Welcome to our quarterly magazine – in this edition:What’s new in superannuation? Simple ways to help keep Christmas affordable Why you should consider key-person insurance Five things to consider when giving to charities Plan behind Healthy tips for avoiding dementia
The urge to donate is strong in Australia, and it’s easy to make it part of your financial plan. An estimated 14.9 million Australian adults (80.8 per cent of the population) gave $12.5 billion to charities and not-for-profit organisations in 2015–16.
Talk surrounding Donald Trump’s proposed tax reforms and solid economic data more than offset concerns about North Korea, the US Federal Reserve announcing that they will commence to trim their balance sheet and likely lift rates again this year.
As kids grow older, their financial needs – and their opportunities – grow more complex. If you have done the groundwork and taught your children the benefits of budgeting and saving, it will be much easier to talk to them about managing their finances in their teens and beyond. Teaching good money management early will help them make informed financial decisions over the long term.
Share markets in the US closed flat for August after a choppy month on the back of US political uncertainty, riots in Charlottesville and tensions in North Korea. The devastation of Hurricane Harvey also contributed to what has been the most volatile month in the S&P500 this year.
Global share markets paused in the month following rising volatility on the back of lower oil prices. The Fed raised interest rates by another 25bps following better economic conditions although the market ...
Global share markets rose during the month as a strong reporting season in the US and Europe lifted investor confidence. Australian shares underperformed global shares as concerns over economic growth ...

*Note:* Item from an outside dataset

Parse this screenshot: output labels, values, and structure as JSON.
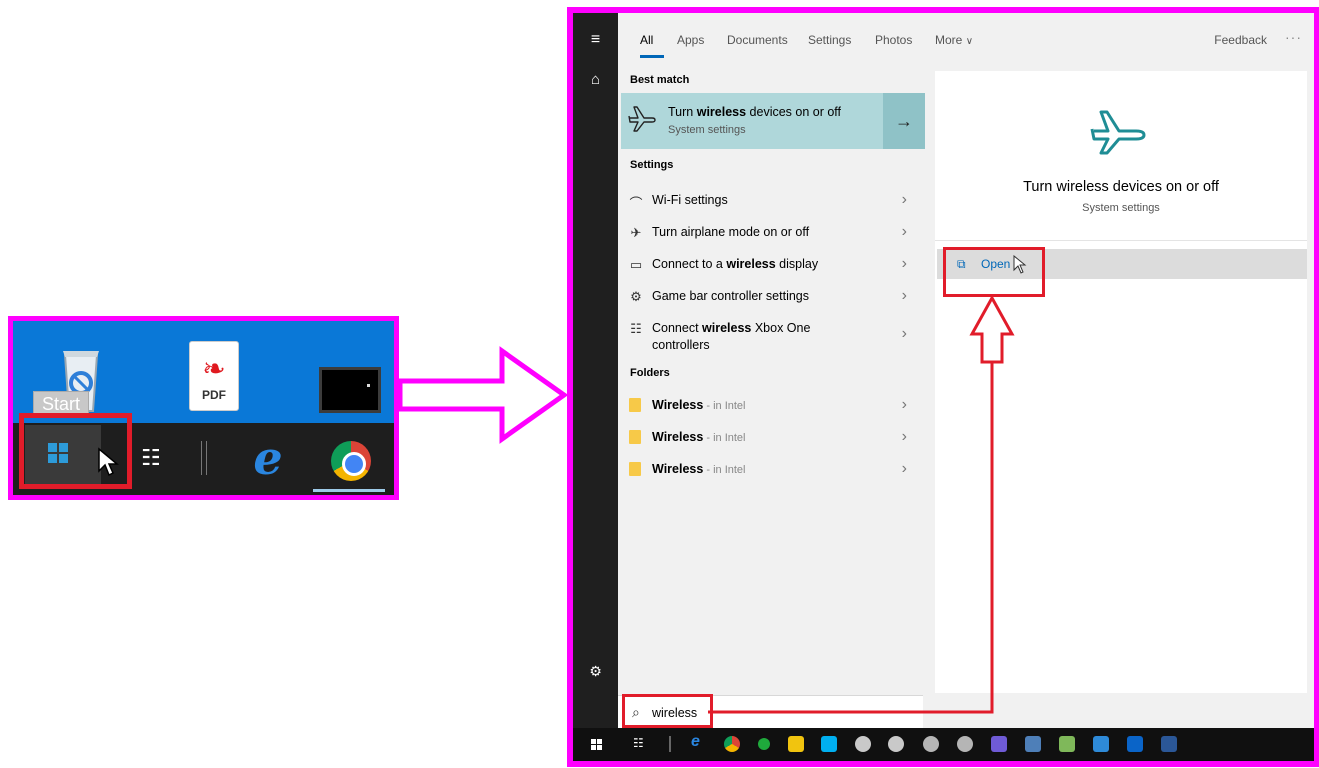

Market Highlights, Onwards and upwards Global growth indicators continued to firm through November as inflation expectations rose on the back of higher levels of industrial activity. Share markets, especially...